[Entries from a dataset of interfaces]
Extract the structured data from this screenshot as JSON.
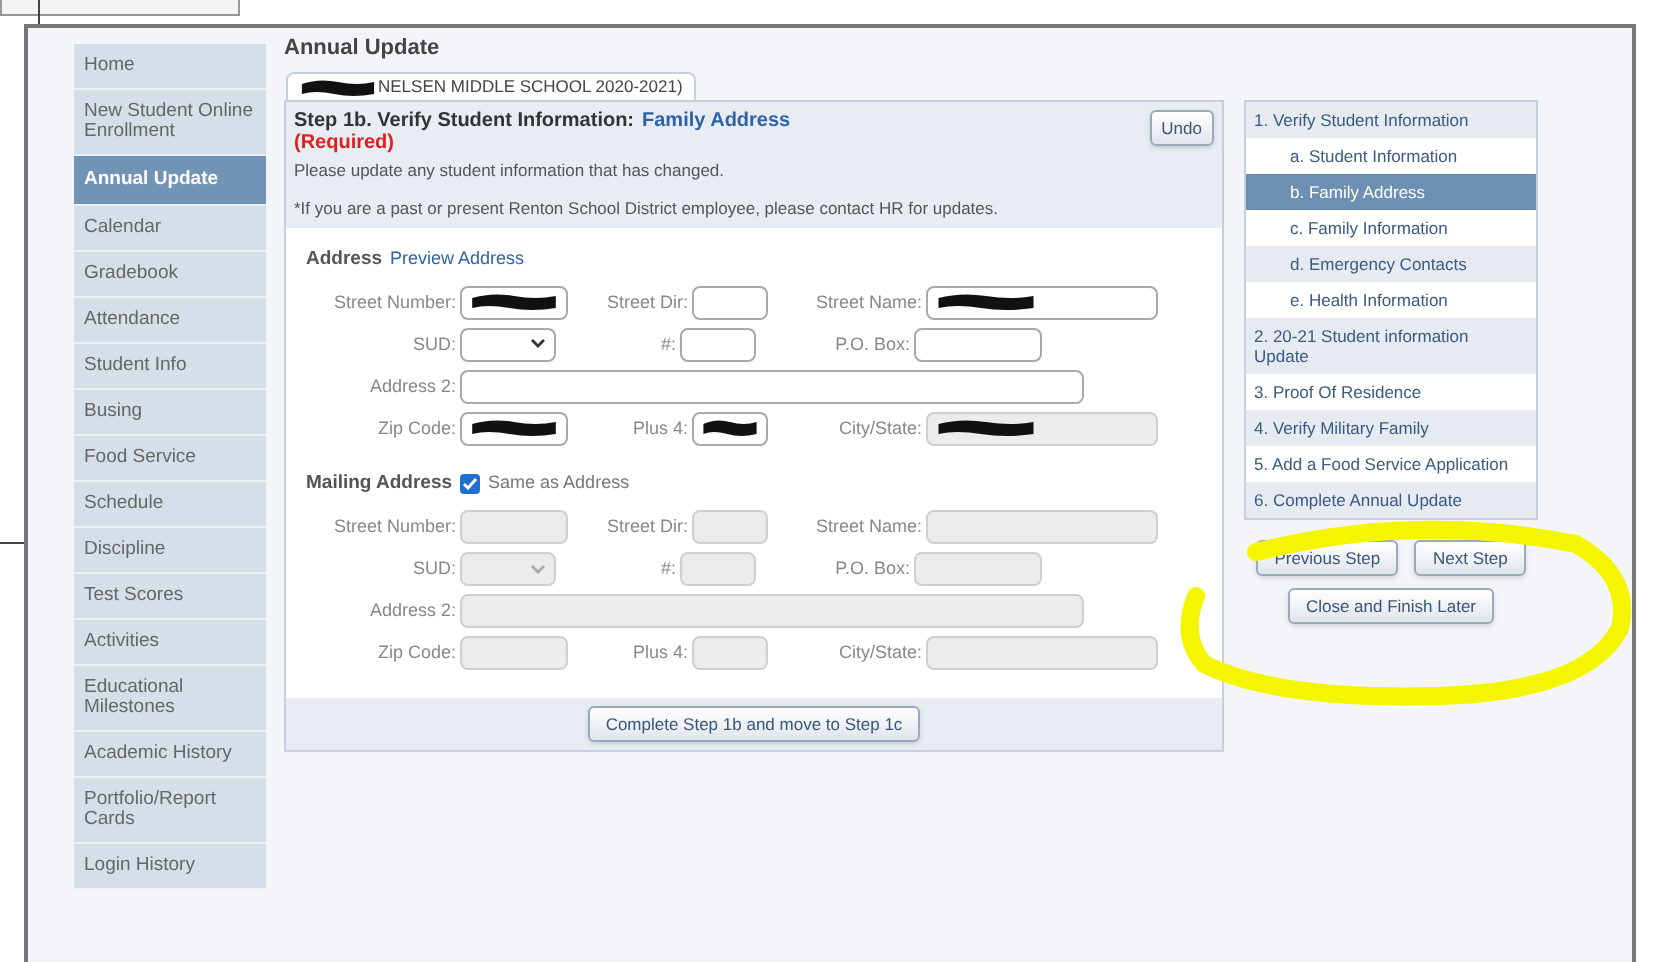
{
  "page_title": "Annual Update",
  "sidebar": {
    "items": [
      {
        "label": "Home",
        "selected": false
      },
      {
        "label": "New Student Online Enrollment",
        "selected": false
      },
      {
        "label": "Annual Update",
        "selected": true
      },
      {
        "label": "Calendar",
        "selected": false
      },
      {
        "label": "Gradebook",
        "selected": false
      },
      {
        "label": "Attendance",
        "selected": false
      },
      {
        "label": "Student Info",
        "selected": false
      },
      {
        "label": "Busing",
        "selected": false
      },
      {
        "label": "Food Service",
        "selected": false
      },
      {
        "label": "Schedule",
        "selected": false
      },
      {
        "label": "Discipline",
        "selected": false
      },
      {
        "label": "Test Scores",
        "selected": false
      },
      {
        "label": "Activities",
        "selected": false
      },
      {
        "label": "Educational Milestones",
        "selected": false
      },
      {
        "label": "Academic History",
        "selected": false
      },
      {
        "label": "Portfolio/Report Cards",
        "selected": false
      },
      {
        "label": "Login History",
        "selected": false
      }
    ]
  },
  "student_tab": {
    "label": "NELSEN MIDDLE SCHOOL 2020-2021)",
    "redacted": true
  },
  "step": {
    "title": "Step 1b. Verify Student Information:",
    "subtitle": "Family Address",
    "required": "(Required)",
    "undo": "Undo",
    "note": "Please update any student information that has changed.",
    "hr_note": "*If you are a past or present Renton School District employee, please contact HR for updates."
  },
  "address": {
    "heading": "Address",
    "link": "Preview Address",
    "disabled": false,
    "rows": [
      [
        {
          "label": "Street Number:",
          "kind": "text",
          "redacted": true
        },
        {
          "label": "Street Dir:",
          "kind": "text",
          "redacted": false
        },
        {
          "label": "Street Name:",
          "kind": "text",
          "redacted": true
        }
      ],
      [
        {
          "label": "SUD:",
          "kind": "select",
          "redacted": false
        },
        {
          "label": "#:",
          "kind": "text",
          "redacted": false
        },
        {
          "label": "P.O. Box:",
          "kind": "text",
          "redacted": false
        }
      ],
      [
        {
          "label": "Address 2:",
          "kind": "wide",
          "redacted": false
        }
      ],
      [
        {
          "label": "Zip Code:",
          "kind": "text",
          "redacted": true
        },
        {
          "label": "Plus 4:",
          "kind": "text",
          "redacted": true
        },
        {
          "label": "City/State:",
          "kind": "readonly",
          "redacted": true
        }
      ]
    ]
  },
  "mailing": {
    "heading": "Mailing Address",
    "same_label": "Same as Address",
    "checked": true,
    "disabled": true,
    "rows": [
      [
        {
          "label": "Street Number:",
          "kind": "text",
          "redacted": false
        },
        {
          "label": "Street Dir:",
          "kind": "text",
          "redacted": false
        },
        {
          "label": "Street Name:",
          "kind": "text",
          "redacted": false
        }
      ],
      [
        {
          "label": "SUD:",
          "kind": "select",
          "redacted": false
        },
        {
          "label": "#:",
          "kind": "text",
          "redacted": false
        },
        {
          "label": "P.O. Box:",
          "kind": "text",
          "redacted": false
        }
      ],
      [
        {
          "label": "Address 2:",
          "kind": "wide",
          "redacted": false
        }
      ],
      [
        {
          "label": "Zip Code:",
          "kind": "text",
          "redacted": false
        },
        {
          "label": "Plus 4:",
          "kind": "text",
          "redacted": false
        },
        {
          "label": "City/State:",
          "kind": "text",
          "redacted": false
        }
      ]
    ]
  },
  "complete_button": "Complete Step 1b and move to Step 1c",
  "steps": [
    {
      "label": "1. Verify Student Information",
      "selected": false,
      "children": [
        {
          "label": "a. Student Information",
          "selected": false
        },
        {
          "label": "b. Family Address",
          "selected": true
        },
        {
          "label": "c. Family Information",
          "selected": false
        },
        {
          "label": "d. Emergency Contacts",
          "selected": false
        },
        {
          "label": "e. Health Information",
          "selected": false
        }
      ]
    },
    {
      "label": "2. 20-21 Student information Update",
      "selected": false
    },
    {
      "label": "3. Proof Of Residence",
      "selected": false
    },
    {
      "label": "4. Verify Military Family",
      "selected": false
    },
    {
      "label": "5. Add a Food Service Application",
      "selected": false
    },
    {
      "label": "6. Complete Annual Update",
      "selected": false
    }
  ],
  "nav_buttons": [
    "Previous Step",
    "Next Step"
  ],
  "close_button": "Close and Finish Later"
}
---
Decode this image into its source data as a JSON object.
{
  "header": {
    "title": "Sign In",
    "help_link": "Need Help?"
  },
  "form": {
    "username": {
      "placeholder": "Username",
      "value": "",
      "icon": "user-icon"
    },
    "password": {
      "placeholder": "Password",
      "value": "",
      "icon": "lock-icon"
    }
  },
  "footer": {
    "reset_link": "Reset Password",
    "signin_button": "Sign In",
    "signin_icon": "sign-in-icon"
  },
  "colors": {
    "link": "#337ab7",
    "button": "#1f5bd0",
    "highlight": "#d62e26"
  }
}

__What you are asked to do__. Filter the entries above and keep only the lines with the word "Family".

__Response to the exercise__.
    "subtitle": "Family Address",
          "label": "b. Family Address",
          "label": "c. Family Information",
      "label": "4. Verify Military Family",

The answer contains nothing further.